As a person who writes things for the Internet and mostly receives feedback via email, I've become a raging paranoiac about incoming communications. I will not click on an emailed link unless the sender has completed the sort of verification protocol usually required of State Department appointees. Sorry, mom - I have no way of knowing that the Snapfish link to pix from Cousin Ruthie's senior-obics pageant isn't spoofed. Rules are rules.
And yet the other night, when I received an email from "ChewySuperstar@pepsico.com," all that caution went out the window. The missive notified me that I had received "a customized message featuring Nick Jonas and Quaker Chewy Granola Bars." It featured a photo of Jonas with "Follow Your Dream! [Heart-shaped doodle subdivided via horizontal line for reasons I don't understand], Nick" scrawled on it, as if to affirm its veracity and purity of purpose. I was no more able to resist clicking on the accompanying link than I was to wonder why Quaker Oats would taint delicious chocolate via association with colon-voiding granola.
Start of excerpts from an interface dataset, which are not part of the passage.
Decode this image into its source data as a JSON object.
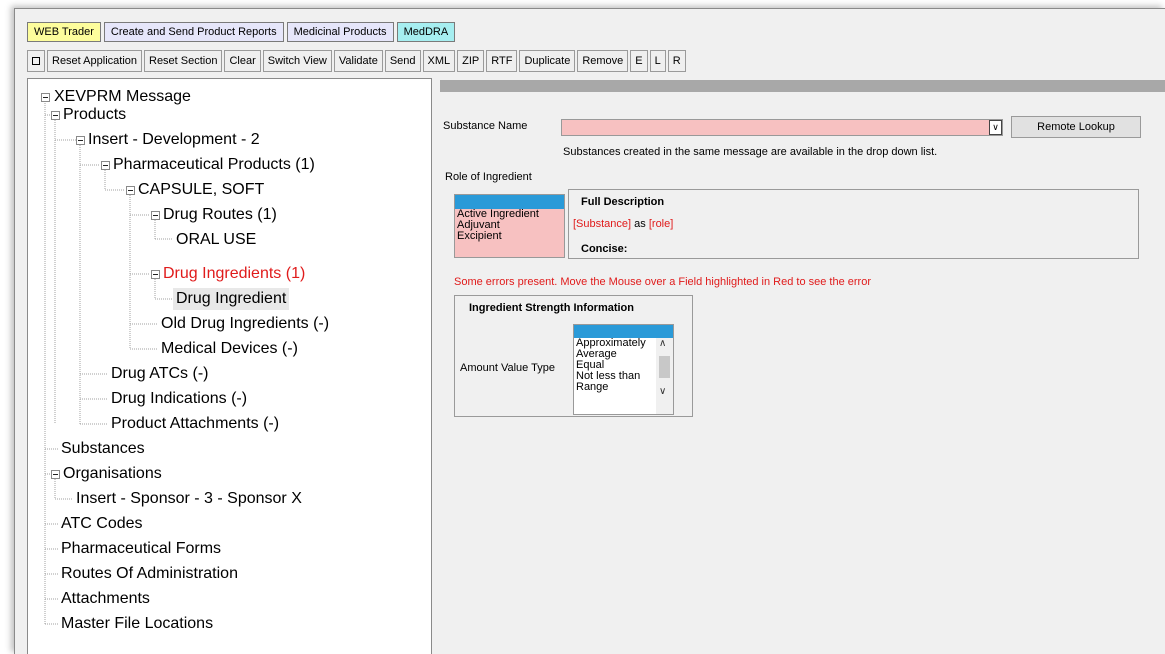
{
  "tabs": [
    {
      "label": "WEB Trader",
      "color": "#fdfd9c"
    },
    {
      "label": "Create and Send Product Reports",
      "color": "#e6e6fa"
    },
    {
      "label": "Medicinal Products",
      "color": "#e6e6fa"
    },
    {
      "label": "MedDRA",
      "color": "#a6eef0"
    }
  ],
  "toolbar": {
    "buttons": [
      "Reset Application",
      "Reset Section",
      "Clear",
      "Switch View",
      "Validate",
      "Send",
      "XML",
      "ZIP",
      "RTF",
      "Duplicate",
      "Remove",
      "E",
      "L",
      "R"
    ]
  },
  "tree": {
    "root": "XEVPRM Message",
    "products": "Products",
    "insert_dev": "Insert - Development - 2",
    "pharm_products": "Pharmaceutical Products (1)",
    "capsule": "CAPSULE, SOFT",
    "drug_routes": "Drug Routes (1)",
    "oral_use": "ORAL USE",
    "drug_ingredients": "Drug Ingredients (1)",
    "drug_ingredient": "Drug Ingredient",
    "old_drug_ingredients": "Old Drug Ingredients (-)",
    "medical_devices": "Medical Devices (-)",
    "drug_atcs": "Drug ATCs (-)",
    "drug_indications": "Drug Indications (-)",
    "product_attachments": "Product Attachments (-)",
    "substances": "Substances",
    "organisations": "Organisations",
    "insert_sponsor": "Insert - Sponsor - 3 - Sponsor X",
    "atc_codes": "ATC Codes",
    "pharm_forms": "Pharmaceutical Forms",
    "routes_admin": "Routes Of Administration",
    "attachments": "Attachments",
    "master_file_locations": "Master File Locations"
  },
  "form": {
    "substance_label": "Substance Name",
    "substance_value": "",
    "remote_lookup": "Remote Lookup",
    "substance_hint": "Substances created in the same message are available in the drop down list.",
    "role_label": "Role of Ingredient",
    "role_options": [
      "Active Ingredient",
      "Adjuvant",
      "Excipient"
    ],
    "full_description_title": "Full Description",
    "desc_substance": "[Substance]",
    "desc_as": "as",
    "desc_role": "[role]",
    "concise_label": "Concise:",
    "error_message": "Some errors present. Move the Mouse over a Field highlighted in Red to see the error",
    "strength_title": "Ingredient Strength Information",
    "amount_value_type_label": "Amount Value Type",
    "amount_options": [
      "Approximately",
      "Average",
      "Equal",
      "Not less than",
      "Range"
    ]
  },
  "colors": {
    "error_text": "#e01b1b",
    "invalid_field": "#f7c1c1",
    "selection": "#2a9ad8"
  }
}
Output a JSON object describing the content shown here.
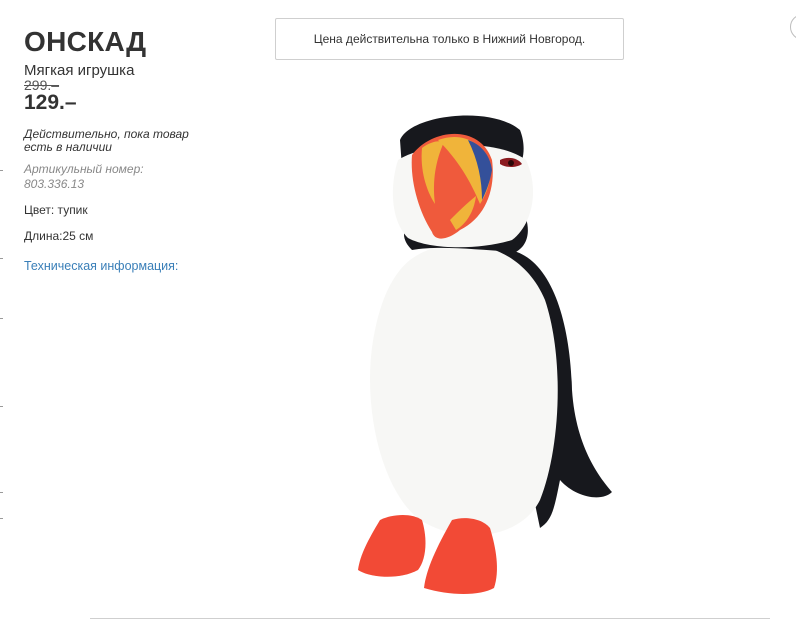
{
  "product": {
    "name": "ОНСКАД",
    "type": "Мягкая игрушка",
    "old_price": "299.–",
    "price": "129.–",
    "availability": "Действительно, пока товар есть в наличии",
    "article_label": "Артикульный номер: 803.336.13",
    "color": "Цвет: тупик",
    "length": "Длина:25 см",
    "tech_info_link": "Техническая информация:"
  },
  "notice": {
    "text": "Цена действительна только в Нижний Новгород."
  },
  "image": {
    "icon": "puffin-plush-toy",
    "colors": {
      "body": "#f7f7f5",
      "black": "#17181d",
      "beak_red": "#ef5a3c",
      "beak_yellow": "#f0b43a",
      "beak_blue": "#34509a",
      "feet": "#f24a36"
    }
  },
  "theme": {
    "link_color": "#3a7fb8",
    "text_color": "#333333",
    "muted_color": "#888888"
  }
}
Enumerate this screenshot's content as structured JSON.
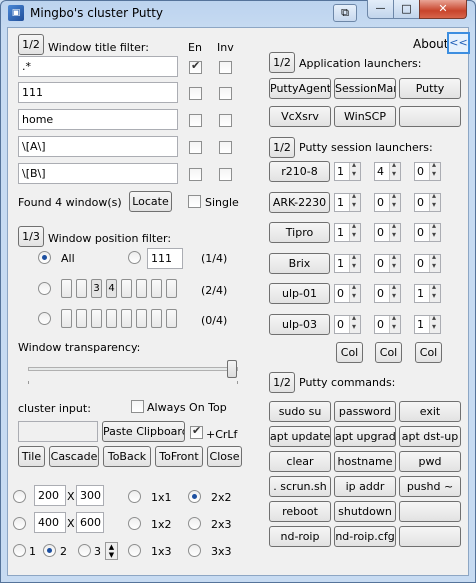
{
  "window": {
    "title": "Mingbo's cluster Putty",
    "close": "✕",
    "minimize": "—",
    "maximize": "□"
  },
  "toggle": "1/2",
  "filter": {
    "label": "Window title filter:",
    "col_en": "En",
    "col_inv": "Inv",
    "rows": [
      {
        "value": ".*",
        "en": true,
        "inv": false
      },
      {
        "value": "111",
        "en": false,
        "inv": false
      },
      {
        "value": "home",
        "en": false,
        "inv": false
      },
      {
        "value": "\\[A\\]",
        "en": false,
        "inv": false
      },
      {
        "value": "\\[B\\]",
        "en": false,
        "inv": false
      }
    ]
  },
  "found": "Found 4 window(s)",
  "locate": "Locate",
  "single": "Single",
  "position": {
    "toggle": "1/3",
    "label": "Window position filter:",
    "all": "All",
    "value": "111",
    "counts": [
      "(1/4)",
      "(2/4)",
      "(0/4)"
    ],
    "cells_row2": [
      "",
      "",
      "3",
      "4",
      "",
      "",
      "",
      ""
    ]
  },
  "transparency": {
    "label": "Window transparency:",
    "level": 0.97
  },
  "cluster": {
    "label": "cluster input:",
    "always_on_top": "Always On Top",
    "paste": "Paste Clipboard",
    "crlf": "+CrLf"
  },
  "arrange": [
    "Tile",
    "Cascade",
    "ToBack",
    "ToFront",
    "Close"
  ],
  "layout": {
    "w1": "200",
    "h1": "300",
    "w2": "400",
    "h2": "600",
    "x": "X",
    "grid": [
      "1x1",
      "2x2",
      "1x2",
      "2x3",
      "1x3",
      "3x3"
    ],
    "cols": [
      "1",
      "2",
      "3"
    ]
  },
  "about": "About",
  "collapse": "<<",
  "apps": {
    "toggle": "1/2",
    "label": "Application launchers:",
    "buttons": [
      "PuttyAgent",
      "SessionMan",
      "Putty",
      "VcXsrv",
      "WinSCP",
      ""
    ]
  },
  "sessions": {
    "toggle": "1/2",
    "label": "Putty session launchers:",
    "rows": [
      {
        "name": "r210-8",
        "a": "1",
        "b": "4",
        "c": "0"
      },
      {
        "name": "ARK-2230",
        "a": "1",
        "b": "0",
        "c": "0"
      },
      {
        "name": "Tipro",
        "a": "1",
        "b": "0",
        "c": "0"
      },
      {
        "name": "Brix",
        "a": "1",
        "b": "0",
        "c": "0"
      },
      {
        "name": "ulp-01",
        "a": "0",
        "b": "0",
        "c": "1"
      },
      {
        "name": "ulp-03",
        "a": "0",
        "b": "0",
        "c": "1"
      }
    ],
    "col": "Col"
  },
  "commands": {
    "toggle": "1/2",
    "label": "Putty commands:",
    "buttons": [
      "sudo su",
      "password",
      "exit",
      "apt update",
      "apt upgrade",
      "apt dst-up",
      "clear",
      "hostname",
      "pwd",
      ". scrun.sh",
      "ip addr",
      "pushd ~",
      "reboot",
      "shutdown",
      "",
      "nd-roip",
      "nd-roip.cfg",
      ""
    ]
  }
}
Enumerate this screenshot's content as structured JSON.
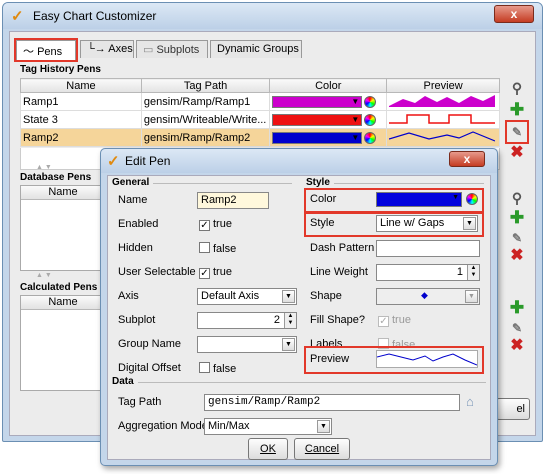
{
  "window": {
    "title": "Easy Chart Customizer",
    "close_glyph": "x"
  },
  "tabs": [
    {
      "label": "Pens",
      "icon": "line-chart-icon"
    },
    {
      "label": "Axes",
      "icon": "axes-icon"
    },
    {
      "label": "Subplots",
      "icon": "subplots-icon"
    },
    {
      "label": "Dynamic Groups"
    }
  ],
  "tag_history": {
    "section_label": "Tag History Pens",
    "columns": [
      "Name",
      "Tag Path",
      "Color",
      "Preview"
    ],
    "rows": [
      {
        "name": "Ramp1",
        "path": "gensim/Ramp/Ramp1",
        "color": "#cc00cc"
      },
      {
        "name": "State 3",
        "path": "gensim/Writeable/Write...",
        "color": "#ee1111"
      },
      {
        "name": "Ramp2",
        "path": "gensim/Ramp/Ramp2",
        "color": "#0000cc"
      }
    ]
  },
  "database": {
    "section_label": "Database Pens",
    "columns": [
      "Name"
    ]
  },
  "calculated": {
    "section_label": "Calculated Pens",
    "columns": [
      "Name"
    ]
  },
  "outer_buttons": {
    "cancel_partial": "el"
  },
  "edit_pen": {
    "title": "Edit Pen",
    "close_glyph": "x",
    "general": {
      "header": "General",
      "name_label": "Name",
      "name_value": "Ramp2",
      "enabled_label": "Enabled",
      "enabled_value": "true",
      "hidden_label": "Hidden",
      "hidden_value": "false",
      "user_selectable_label": "User Selectable",
      "user_selectable_value": "true",
      "axis_label": "Axis",
      "axis_value": "Default Axis",
      "subplot_label": "Subplot",
      "subplot_value": "2",
      "group_label": "Group Name",
      "group_value": "",
      "digital_offset_label": "Digital Offset",
      "digital_offset_value": "false"
    },
    "style": {
      "header": "Style",
      "color_label": "Color",
      "color_value": "#0000dd",
      "style_label": "Style",
      "style_value": "Line w/ Gaps",
      "dash_label": "Dash Pattern",
      "dash_value": "",
      "weight_label": "Line Weight",
      "weight_value": "1",
      "shape_label": "Shape",
      "fill_label": "Fill Shape?",
      "fill_value": "true",
      "labels_label": "Labels",
      "labels_value": "false",
      "preview_label": "Preview"
    },
    "data": {
      "header": "Data",
      "tag_path_label": "Tag Path",
      "tag_path_value": "gensim/Ramp/Ramp2",
      "aggregation_label": "Aggregation Mode",
      "aggregation_value": "Min/Max"
    },
    "buttons": {
      "ok": "OK",
      "cancel": "Cancel"
    }
  },
  "colors": {
    "highlight": "#e2382a",
    "selected_row": "#f5d59a"
  }
}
Thus click I did, and was magically whisked away to a video message in which Jonas reminded me that I am "awesome," that I "should feel so proud about [my] accomplishment" and that I should "keep it up and remember to always do [my] best. I know you will." I ignored the troubling questions to which this clip gave rise - Keep what up? What accomplishment? Have we lowered the bar so far that successfully self-transporting from an email to a canned video communiqué counts as accomplishment? - and pressed forward into the non-nougat-y core of the campaign.
Turns out that Quaker Chewy has been conducting a Jonas-endorsed online talent contest - "Quaker Chewy Superstar" - for the last little while. Aspiring singers were invited to submit videos of themselves doing singer-like things, such as singing, with the winner receiving cash and a no-promises management deal. The winner would also get to record a song produced by Nick Jonas and headline its video.
Stunningly, given the type of wry, impenetrable nonconformist who usually wins competitions of this ilk, America voted for Gabrielle Giguere, a well-scrubbed teen with some but not too much ethnicity to her look. She sings capably enough and the song, "My Time," features the requisite lyrics about empowerment and love that is truer than the stars and heavens combined. While she may erroneously assert that "It's my turn to find someone to love" - the line still forms behind Jennifer Aniston - she doesn't seem too broken up about her current state of unattachment. You can print the lyrics out; I'm thankful for the helpful "verse," "chorus" and "bridge" signifiers and applaud the bold capitalization ("Spark the Flame/Things aren't the same Yea/It's my time").
In the video, Giguere cavorts with street performers - wholesome, balloon-animal-making ones, not light-on-their-feet hobos - and does serious-artist things, like don a pair of chunky headphones while recording in the studio. If everything breaks just right for her, she could have a career that spans the next 18 months.
I still don't get the connection between half-healthy treats and warbling lads/lassies. There's no Quaker Chewy product placement and Giguere doesn't look like she's ever inhaled anything more caloric than skim milk. The campaign attempts to forge a connection by linking the would-be superstar chosen by America to the "superstar of snacks"… though I bet skinned baby carrots would have something to say about that. Are they on Twitter? Because Quaker Chewy is and will tweet-banter with anyone and about anything, whether the weather, tweeny-book recommendations or suggestive-if-taken-way-the-hell-out-of-context bits about "go-to flavor."
Somebody gets paid for that. I love the social-media era.